While the Department of Buildings initially disapproved of plans to convert the 19 rooms into 27, it seems permits have now been issued and work is proceeding.

share this story

Liena Zagare

Editor of Bklyner.com. Tips? Complaints? Suggestions? Email me at Liena@bklyner.com.


  1. I did work for the Park Home, that place was totally run down and out of date. The only was to really renovate it is to completely gut it which isn’t happening. That neighborhood has A LOT of families, good luck.

  2. Right around the corner from 2 million dollar homes. Was there a meeting about this that the Ditmas Park neighbors were able to attend?

  3. The notice is supposed to be 45 before the APPLICATION IS SUBMITTED, not before it opens.
    “The new policy requires DHS to give the community board and all elected officials who represent the district that receives a shelter a full 45 days’ notice before the [application] hearing in lower Manhattan.”

  4. Just curious, does anyone know how many of these shelters are opening in the mayor’s neighborhood of Park Slope?

  5. I live here on the border of Kensington/Ditmas park.. As far as I’m concerned the homeless shelters have to go someplace and if they’re equally spaced out in each borough and neighborhood than it’s fair. True.. There are plenty of multi million dollar homes very close to where this shelter will be but really.. Where in NY are there not million dollar homes anymore? Some places sure.. But that’s certainly changing unfortunately. If there’s adequate security and vetting of the people who will be living in the shelter.. Meaning preferably no mass murderers and the like living there.. Than they have to be given a chance. Someone above mentioned the mayor’s neighborhood of park slope. Well.. As far as I know there is a woman’s shelter in the park slope armory. I’m not sure about the ratio of shelters in each borough and neighborhood but I will add that we do already have a shelter for families in Kensington that has been well received. It’s not so close to Ditmas park but so far so good at this particular shelter. While they’re targeting 90 some odd shelters I’d also like to add that it’s admirable but why isn’t the same being done with affordable housing? There’s affordable housing being built into new buildings but I do gotta say that there should be way more affordable apartments and they should be first and foremost for the people who really need them. I’ve seen plenty where they have studios and one bedrooms that cost about $500 per month yet the household income still had to be at least $35-45k. That’s ridiculous considering any person making say $20k a year would easily be able to afford a studio for $500 per month. Affordable housing should be for people that can’t afford to pay $1200 for a tiny studio.. Not middle class folks who most of the affordable homes are going to! Anyway, pardon me for going off topic. Lastly, I’ll just say that as long as the new shelter residents aren’t all pan handling or causing any problems than they should be allowed a chance to get back on their feet. Perhaps there should be stringent guidelines for that.. Such as any harassment by the shelter occupants and they lose the privilege to live there.. But that’s just the basics.
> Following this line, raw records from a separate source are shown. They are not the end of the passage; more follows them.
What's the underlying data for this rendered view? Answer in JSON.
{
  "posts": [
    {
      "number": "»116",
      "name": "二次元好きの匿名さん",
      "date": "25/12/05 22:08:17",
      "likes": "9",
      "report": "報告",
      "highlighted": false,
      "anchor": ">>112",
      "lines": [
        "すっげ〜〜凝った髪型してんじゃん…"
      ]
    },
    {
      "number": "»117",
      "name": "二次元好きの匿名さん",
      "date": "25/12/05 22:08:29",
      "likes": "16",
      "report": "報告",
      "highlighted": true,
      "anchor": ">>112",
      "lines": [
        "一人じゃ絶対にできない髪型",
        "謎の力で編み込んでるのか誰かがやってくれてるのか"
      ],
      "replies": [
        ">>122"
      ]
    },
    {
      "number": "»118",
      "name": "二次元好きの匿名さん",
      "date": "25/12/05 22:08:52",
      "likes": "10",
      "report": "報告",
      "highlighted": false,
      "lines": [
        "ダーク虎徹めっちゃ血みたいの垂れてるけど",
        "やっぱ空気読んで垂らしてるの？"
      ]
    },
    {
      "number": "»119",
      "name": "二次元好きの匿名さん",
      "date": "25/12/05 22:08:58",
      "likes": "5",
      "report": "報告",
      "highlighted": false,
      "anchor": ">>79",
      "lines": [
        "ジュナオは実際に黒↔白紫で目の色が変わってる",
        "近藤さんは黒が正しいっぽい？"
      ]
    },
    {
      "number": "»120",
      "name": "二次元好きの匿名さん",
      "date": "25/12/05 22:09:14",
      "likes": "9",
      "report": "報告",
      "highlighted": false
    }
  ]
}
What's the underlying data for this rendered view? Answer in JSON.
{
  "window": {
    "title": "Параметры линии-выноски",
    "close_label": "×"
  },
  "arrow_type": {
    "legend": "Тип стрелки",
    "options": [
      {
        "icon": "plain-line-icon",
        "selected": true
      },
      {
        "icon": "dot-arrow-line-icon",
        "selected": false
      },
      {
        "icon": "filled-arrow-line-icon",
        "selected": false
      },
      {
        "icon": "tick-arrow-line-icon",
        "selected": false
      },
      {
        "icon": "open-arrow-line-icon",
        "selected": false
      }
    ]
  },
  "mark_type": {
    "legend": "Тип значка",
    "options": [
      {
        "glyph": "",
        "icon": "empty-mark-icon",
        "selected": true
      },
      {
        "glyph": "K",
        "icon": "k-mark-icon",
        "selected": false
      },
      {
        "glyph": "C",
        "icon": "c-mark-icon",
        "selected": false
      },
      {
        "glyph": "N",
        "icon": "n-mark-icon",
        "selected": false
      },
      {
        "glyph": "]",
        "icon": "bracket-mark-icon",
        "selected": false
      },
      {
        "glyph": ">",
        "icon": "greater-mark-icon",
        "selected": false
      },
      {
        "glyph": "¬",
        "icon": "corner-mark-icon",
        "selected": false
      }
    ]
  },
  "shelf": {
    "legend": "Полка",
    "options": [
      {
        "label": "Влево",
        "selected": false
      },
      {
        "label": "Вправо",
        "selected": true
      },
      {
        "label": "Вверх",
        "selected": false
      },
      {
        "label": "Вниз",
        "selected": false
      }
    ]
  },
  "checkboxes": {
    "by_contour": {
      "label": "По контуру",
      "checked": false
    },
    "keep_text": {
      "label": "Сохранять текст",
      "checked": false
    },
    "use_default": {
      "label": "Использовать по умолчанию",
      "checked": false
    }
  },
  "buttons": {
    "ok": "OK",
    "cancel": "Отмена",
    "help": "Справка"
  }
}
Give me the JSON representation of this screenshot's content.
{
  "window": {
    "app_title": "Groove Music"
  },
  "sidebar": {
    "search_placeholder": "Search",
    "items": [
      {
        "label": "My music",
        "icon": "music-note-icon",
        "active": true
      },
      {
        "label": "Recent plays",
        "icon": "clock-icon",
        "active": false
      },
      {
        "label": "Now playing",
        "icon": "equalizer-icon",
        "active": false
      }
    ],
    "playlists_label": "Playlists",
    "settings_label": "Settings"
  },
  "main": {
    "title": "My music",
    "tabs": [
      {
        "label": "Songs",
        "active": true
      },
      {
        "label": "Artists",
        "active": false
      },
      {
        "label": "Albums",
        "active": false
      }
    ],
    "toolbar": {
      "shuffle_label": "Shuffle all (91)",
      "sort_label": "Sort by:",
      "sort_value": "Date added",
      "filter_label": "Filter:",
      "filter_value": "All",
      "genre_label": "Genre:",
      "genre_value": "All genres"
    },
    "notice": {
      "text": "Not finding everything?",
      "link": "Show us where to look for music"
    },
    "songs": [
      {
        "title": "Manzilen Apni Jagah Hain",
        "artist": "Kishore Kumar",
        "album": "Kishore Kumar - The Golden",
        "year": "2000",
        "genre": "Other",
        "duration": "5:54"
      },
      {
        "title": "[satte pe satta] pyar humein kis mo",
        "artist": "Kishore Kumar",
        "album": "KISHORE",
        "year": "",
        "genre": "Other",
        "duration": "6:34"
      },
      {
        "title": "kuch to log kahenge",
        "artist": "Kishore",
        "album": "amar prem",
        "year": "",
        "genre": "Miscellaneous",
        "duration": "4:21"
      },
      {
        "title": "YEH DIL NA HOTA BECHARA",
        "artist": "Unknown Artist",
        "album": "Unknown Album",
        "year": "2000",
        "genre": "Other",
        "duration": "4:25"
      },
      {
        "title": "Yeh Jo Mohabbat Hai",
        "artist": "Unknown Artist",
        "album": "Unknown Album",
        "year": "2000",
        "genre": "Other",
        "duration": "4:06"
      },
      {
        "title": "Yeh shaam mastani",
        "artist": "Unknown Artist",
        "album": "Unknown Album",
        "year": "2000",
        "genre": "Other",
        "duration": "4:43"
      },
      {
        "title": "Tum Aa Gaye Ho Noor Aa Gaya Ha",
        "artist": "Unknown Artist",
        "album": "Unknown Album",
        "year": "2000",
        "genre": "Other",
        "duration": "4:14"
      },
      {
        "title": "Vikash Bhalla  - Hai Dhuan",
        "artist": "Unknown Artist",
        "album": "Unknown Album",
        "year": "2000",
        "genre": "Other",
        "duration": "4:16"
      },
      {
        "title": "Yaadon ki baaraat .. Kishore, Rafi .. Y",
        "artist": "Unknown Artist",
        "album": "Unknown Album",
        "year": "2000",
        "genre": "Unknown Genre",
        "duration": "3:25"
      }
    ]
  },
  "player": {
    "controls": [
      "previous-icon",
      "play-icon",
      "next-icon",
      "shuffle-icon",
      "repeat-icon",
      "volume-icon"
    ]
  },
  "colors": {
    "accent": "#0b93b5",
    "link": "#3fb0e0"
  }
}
I could really keep going and lay out more of what should happen but I’d say that’s enough for now. Happy holidays

Leave a Reply

Your email address will not be published. Required fields are marked *